WHAT THIS TASK INVOLVES:
Find the string "right" in the listing and report every line that has it.
+++ RECORDS FOR THE EXERCISE +++
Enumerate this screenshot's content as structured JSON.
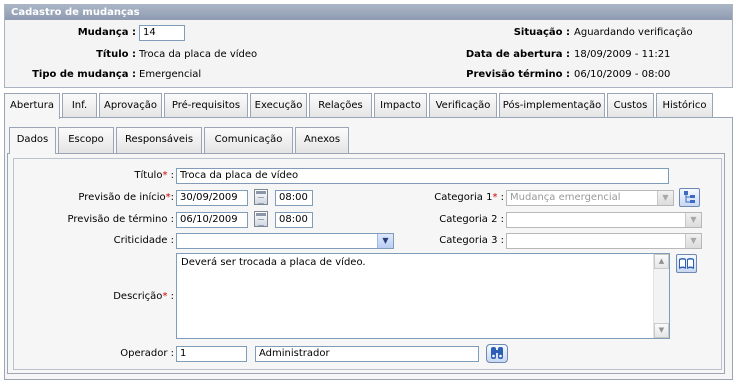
{
  "header": {
    "title": "Cadastro de mudanças",
    "mudanca_label": "Mudança :",
    "mudanca_value": "14",
    "titulo_label": "Título :",
    "titulo_value": "Troca da placa de vídeo",
    "tipo_label": "Tipo de mudança :",
    "tipo_value": "Emergencial",
    "situacao_label": "Situação :",
    "situacao_value": "Aguardando verificação",
    "abertura_label": "Data de abertura :",
    "abertura_value": "18/09/2009 - 11:21",
    "previsao_label": "Previsão término :",
    "previsao_value": "06/10/2009 - 08:00"
  },
  "main_tabs": [
    "Abertura",
    "Inf.",
    "Aprovação",
    "Pré-requisitos",
    "Execução",
    "Relações",
    "Impacto",
    "Verificação",
    "Pós-implementação",
    "Custos",
    "Histórico"
  ],
  "main_tabs_active": "Abertura",
  "sub_tabs": [
    "Dados",
    "Escopo",
    "Responsáveis",
    "Comunicação",
    "Anexos"
  ],
  "sub_tabs_active": "Dados",
  "form": {
    "titulo_label": "Título",
    "titulo_value": "Troca da placa de vídeo",
    "inicio_label": "Previsão de início",
    "inicio_date": "30/09/2009",
    "inicio_time": "08:00",
    "termino_label": "Previsão de término :",
    "termino_date": "06/10/2009",
    "termino_time": "08:00",
    "criticidade_label": "Criticidade :",
    "criticidade_value": "",
    "categoria1_label": "Categoria 1",
    "categoria1_value": "Mudança emergencial",
    "categoria2_label": "Categoria 2 :",
    "categoria2_value": "",
    "categoria3_label": "Categoria 3 :",
    "categoria3_value": "",
    "descricao_label": "Descrição",
    "descricao_value": "Deverá ser trocada a placa de vídeo.",
    "operador_label": "Operador :",
    "operador_id": "1",
    "operador_name": "Administrador",
    "required_mark": "*",
    "colon": ":"
  },
  "colors": {
    "header_bar": "#8e9ab0",
    "required": "#d00000",
    "input_border": "#7f9db9"
  },
  "icons": {
    "calendar": "calendar-icon",
    "category_tree": "category-tree-icon",
    "book": "book-icon",
    "operator_search": "operator-search-icon"
  }
}
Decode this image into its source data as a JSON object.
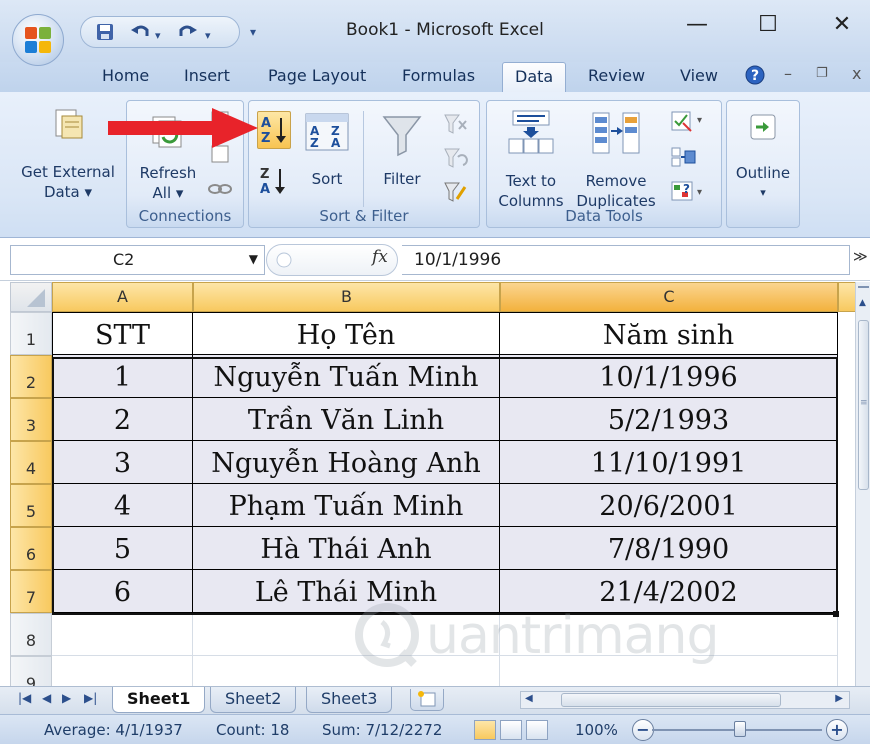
{
  "window": {
    "title": "Book1 - Microsoft Excel",
    "minimize_glyph": "—",
    "maximize_glyph": "☐",
    "close_glyph": "✕"
  },
  "quick_access": {
    "save_icon": "save-icon",
    "undo_icon": "undo-icon",
    "redo_icon": "redo-icon",
    "customize_icon": "customize-arrow-icon"
  },
  "tabs": [
    {
      "label": "Home"
    },
    {
      "label": "Insert"
    },
    {
      "label": "Page Layout"
    },
    {
      "label": "Formulas"
    },
    {
      "label": "Data"
    },
    {
      "label": "Review"
    },
    {
      "label": "View"
    }
  ],
  "active_tab": "Data",
  "ribbon": {
    "get_external_data": {
      "label_line1": "Get External",
      "label_line2": "Data ▾"
    },
    "connections": {
      "refresh_line1": "Refresh",
      "refresh_line2": "All ▾",
      "group_label": "Connections"
    },
    "sort_filter": {
      "sort_label": "Sort",
      "filter_label": "Filter",
      "group_label": "Sort & Filter"
    },
    "data_tools": {
      "text_to_columns_line1": "Text to",
      "text_to_columns_line2": "Columns",
      "remove_duplicates_line1": "Remove",
      "remove_duplicates_line2": "Duplicates",
      "group_label": "Data Tools"
    },
    "outline": {
      "label": "Outline",
      "arrow": "▾"
    }
  },
  "formula_bar": {
    "name_box": "C2",
    "fx_label": "fx",
    "formula": "10/1/1996"
  },
  "columns": [
    {
      "letter": "A",
      "selected": false
    },
    {
      "letter": "B",
      "selected": false
    },
    {
      "letter": "C",
      "selected": true
    }
  ],
  "rows": [
    {
      "num": "1",
      "cells": [
        "STT",
        "Họ Tên",
        "Năm sinh"
      ]
    },
    {
      "num": "2",
      "cells": [
        "1",
        "Nguyễn Tuấn Minh",
        "10/1/1996"
      ]
    },
    {
      "num": "3",
      "cells": [
        "2",
        "Trần Văn Linh",
        "5/2/1993"
      ]
    },
    {
      "num": "4",
      "cells": [
        "3",
        "Nguyễn Hoàng Anh",
        "11/10/1991"
      ]
    },
    {
      "num": "5",
      "cells": [
        "4",
        "Phạm Tuấn Minh",
        "20/6/2001"
      ]
    },
    {
      "num": "6",
      "cells": [
        "5",
        "Hà Thái Anh",
        "7/8/1990"
      ]
    },
    {
      "num": "7",
      "cells": [
        "6",
        "Lê Thái Minh",
        "21/4/2002"
      ]
    },
    {
      "num": "8",
      "cells": [
        "",
        "",
        ""
      ]
    },
    {
      "num": "9",
      "cells": [
        "",
        "",
        ""
      ]
    }
  ],
  "watermark": "uantrimang",
  "sheets": [
    {
      "label": "Sheet1",
      "active": true
    },
    {
      "label": "Sheet2",
      "active": false
    },
    {
      "label": "Sheet3",
      "active": false
    }
  ],
  "status": {
    "average": "Average: 4/1/1937",
    "count": "Count: 18",
    "sum": "Sum: 7/12/2272",
    "zoom": "100%",
    "zoom_level": 1.0
  },
  "colors": {
    "ribbon_bg": "#dae6f6",
    "header_selected": "#f8c95f",
    "data_fill": "#e8e8f2",
    "arrow": "#e8232a"
  }
}
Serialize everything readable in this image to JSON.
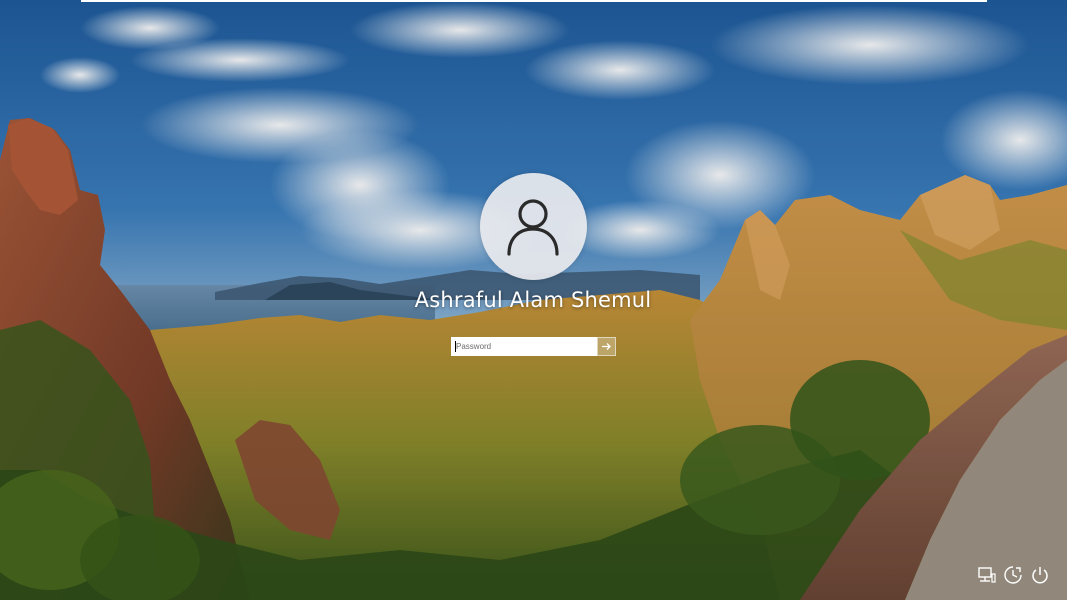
{
  "lock_screen": {
    "user": {
      "name": "Ashraful Alam Shemul",
      "avatar_icon": "user-icon"
    },
    "password": {
      "placeholder": "Password",
      "value": "",
      "submit_icon": "arrow-right-icon"
    },
    "corner_buttons": [
      {
        "name": "network",
        "icon": "network-icon"
      },
      {
        "name": "ease-of-access",
        "icon": "ease-of-access-icon"
      },
      {
        "name": "power",
        "icon": "power-icon"
      }
    ]
  },
  "colors": {
    "sky": "#2f6db0",
    "text": "#ffffff",
    "avatar_bg": "#e8eaee",
    "input_bg": "#ffffff"
  }
}
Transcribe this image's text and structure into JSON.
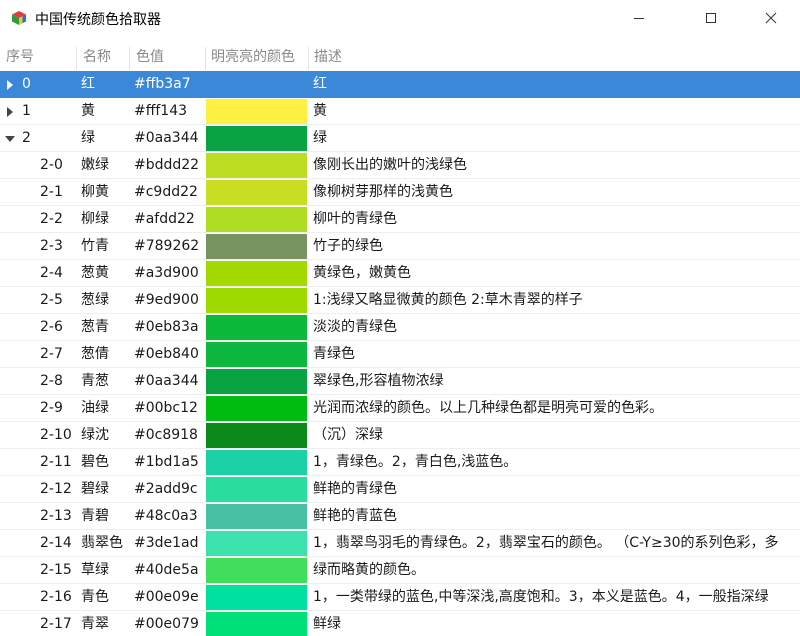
{
  "window": {
    "title": "中国传统颜色拾取器",
    "controls": [
      "minimize",
      "maximize",
      "close"
    ]
  },
  "columns": [
    "序号",
    "名称",
    "色值",
    "明亮亮的颜色",
    "描述"
  ],
  "rows": [
    {
      "id": "0",
      "name": "红",
      "hex": "#ffb3a7",
      "desc": "红",
      "level": 0,
      "toggle": "collapsed",
      "selected": true
    },
    {
      "id": "1",
      "name": "黄",
      "hex": "#fff143",
      "desc": "黄",
      "level": 0,
      "toggle": "collapsed"
    },
    {
      "id": "2",
      "name": "绿",
      "hex": "#0aa344",
      "desc": "绿",
      "level": 0,
      "toggle": "expanded"
    },
    {
      "id": "2-0",
      "name": "嫩绿",
      "hex": "#bddd22",
      "desc": "像刚长出的嫩叶的浅绿色",
      "level": 1
    },
    {
      "id": "2-1",
      "name": "柳黄",
      "hex": "#c9dd22",
      "desc": "像柳树芽那样的浅黄色",
      "level": 1
    },
    {
      "id": "2-2",
      "name": "柳绿",
      "hex": "#afdd22",
      "desc": "柳叶的青绿色",
      "level": 1
    },
    {
      "id": "2-3",
      "name": "竹青",
      "hex": "#789262",
      "desc": "竹子的绿色",
      "level": 1
    },
    {
      "id": "2-4",
      "name": "葱黄",
      "hex": "#a3d900",
      "desc": "黄绿色，嫩黄色",
      "level": 1
    },
    {
      "id": "2-5",
      "name": "葱绿",
      "hex": "#9ed900",
      "desc": "1:浅绿又略显微黄的颜色 2:草木青翠的样子",
      "level": 1
    },
    {
      "id": "2-6",
      "name": "葱青",
      "hex": "#0eb83a",
      "desc": "淡淡的青绿色",
      "level": 1
    },
    {
      "id": "2-7",
      "name": "葱倩",
      "hex": "#0eb840",
      "desc": "青绿色",
      "level": 1
    },
    {
      "id": "2-8",
      "name": "青葱",
      "hex": "#0aa344",
      "desc": "翠绿色,形容植物浓绿",
      "level": 1
    },
    {
      "id": "2-9",
      "name": "油绿",
      "hex": "#00bc12",
      "desc": "光润而浓绿的颜色。以上几种绿色都是明亮可爱的色彩。",
      "level": 1
    },
    {
      "id": "2-10",
      "name": "绿沈",
      "hex": "#0c8918",
      "desc": "（沉）深绿",
      "level": 1
    },
    {
      "id": "2-11",
      "name": "碧色",
      "hex": "#1bd1a5",
      "desc": "1，青绿色。2，青白色,浅蓝色。",
      "level": 1
    },
    {
      "id": "2-12",
      "name": "碧绿",
      "hex": "#2add9c",
      "desc": "鲜艳的青绿色",
      "level": 1
    },
    {
      "id": "2-13",
      "name": "青碧",
      "hex": "#48c0a3",
      "desc": "鲜艳的青蓝色",
      "level": 1
    },
    {
      "id": "2-14",
      "name": "翡翠色",
      "hex": "#3de1ad",
      "desc": "1，翡翠鸟羽毛的青绿色。2，翡翠宝石的颜色。 （C-Y≥30的系列色彩，多",
      "level": 1
    },
    {
      "id": "2-15",
      "name": "草绿",
      "hex": "#40de5a",
      "desc": "绿而略黄的颜色。",
      "level": 1
    },
    {
      "id": "2-16",
      "name": "青色",
      "hex": "#00e09e",
      "desc": "1，一类带绿的蓝色,中等深浅,高度饱和。3，本义是蓝色。4，一般指深绿",
      "level": 1
    },
    {
      "id": "2-17",
      "name": "青翠",
      "hex": "#00e079",
      "desc": "鲜绿",
      "level": 1
    }
  ],
  "colors": {
    "selection": "#3b88d9",
    "header_text": "#8a8a8a",
    "toggle_arrow": "#444444"
  }
}
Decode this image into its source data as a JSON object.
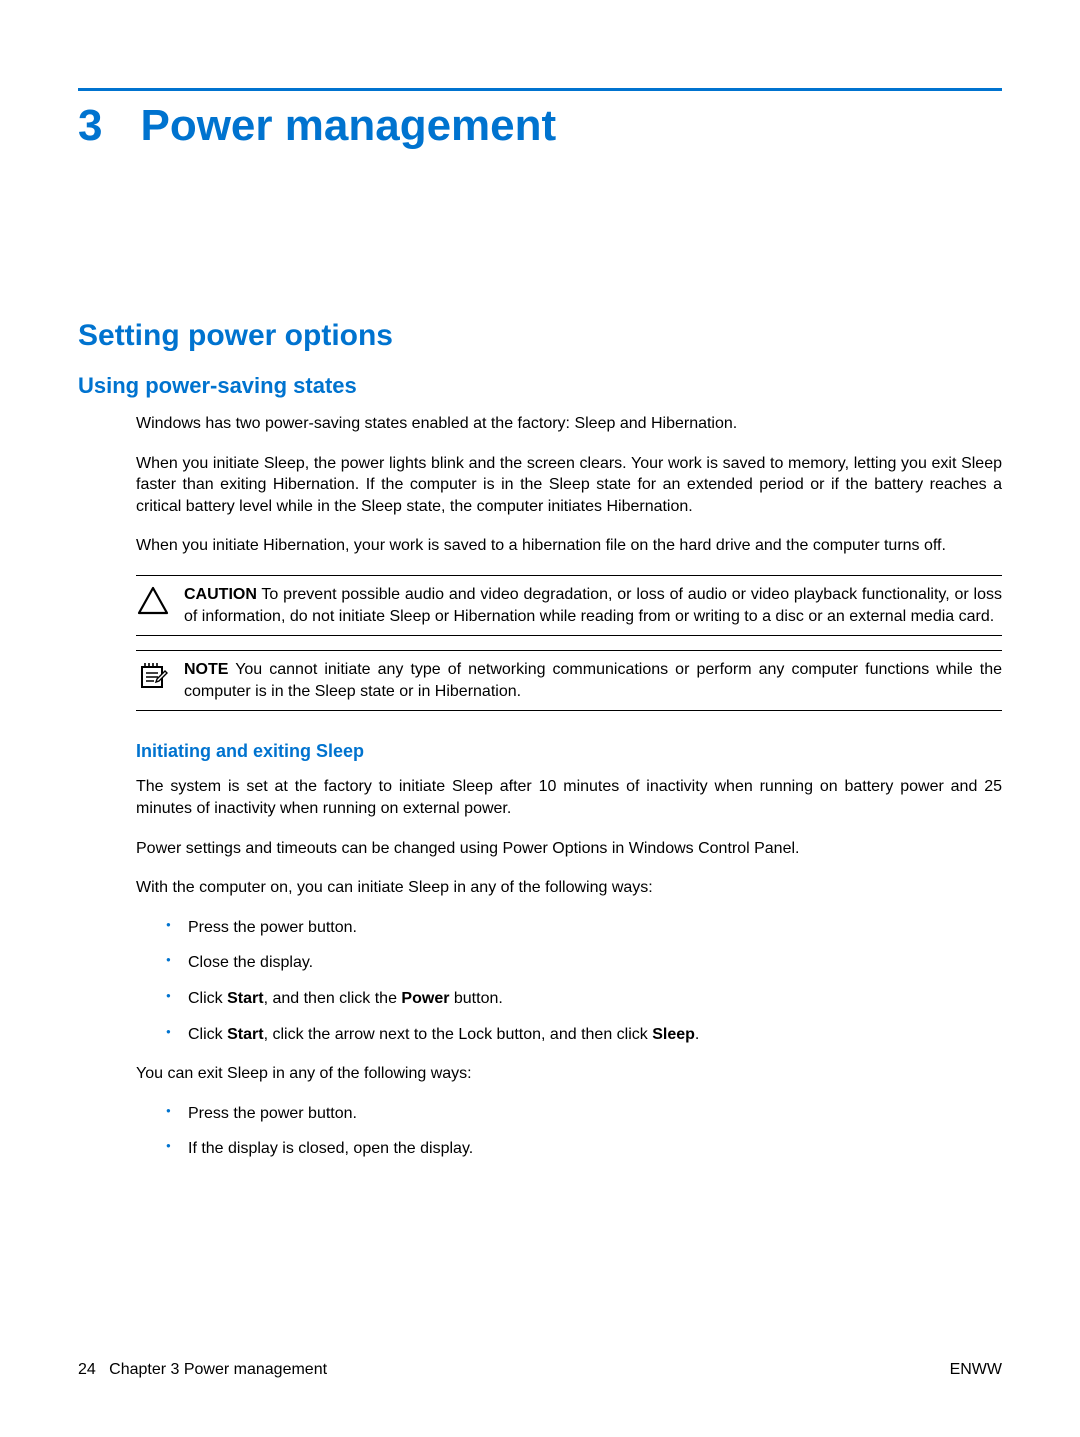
{
  "colors": {
    "accent": "#0073cf"
  },
  "chapter": {
    "number": "3",
    "title": "Power management"
  },
  "h2": "Setting power options",
  "h3": "Using power-saving states",
  "paragraphs": {
    "p1": "Windows has two power-saving states enabled at the factory: Sleep and Hibernation.",
    "p2": "When you initiate Sleep, the power lights blink and the screen clears. Your work is saved to memory, letting you exit Sleep faster than exiting Hibernation. If the computer is in the Sleep state for an extended period or if the battery reaches a critical battery level while in the Sleep state, the computer initiates Hibernation.",
    "p3": "When you initiate Hibernation, your work is saved to a hibernation file on the hard drive and the computer turns off."
  },
  "callouts": {
    "caution": {
      "label": "CAUTION",
      "text": "   To prevent possible audio and video degradation, or loss of audio or video playback functionality, or loss of information, do not initiate Sleep or Hibernation while reading from or writing to a disc or an external media card."
    },
    "note": {
      "label": "NOTE",
      "text": "   You cannot initiate any type of networking communications or perform any computer functions while the computer is in the Sleep state or in Hibernation."
    }
  },
  "h4": "Initiating and exiting Sleep",
  "sleep": {
    "p1": "The system is set at the factory to initiate Sleep after 10 minutes of inactivity when running on battery power and 25 minutes of inactivity when running on external power.",
    "p2": "Power settings and timeouts can be changed using Power Options in Windows Control Panel.",
    "p3": "With the computer on, you can initiate Sleep in any of the following ways:",
    "initiate": {
      "i1": "Press the power button.",
      "i2": "Close the display.",
      "i3_pre": "Click ",
      "i3_b1": "Start",
      "i3_mid": ", and then click the ",
      "i3_b2": "Power",
      "i3_post": " button.",
      "i4_pre": "Click ",
      "i4_b1": "Start",
      "i4_mid": ", click the arrow next to the Lock button, and then click ",
      "i4_b2": "Sleep",
      "i4_post": "."
    },
    "p4": "You can exit Sleep in any of the following ways:",
    "exit": {
      "e1": "Press the power button.",
      "e2": "If the display is closed, open the display."
    }
  },
  "footer": {
    "page": "24",
    "left": "Chapter 3   Power management",
    "right": "ENWW"
  }
}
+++
EXERCISE ANSWER:
      "submit_icon": "arrow-right-icon"
    "right": "ENWW"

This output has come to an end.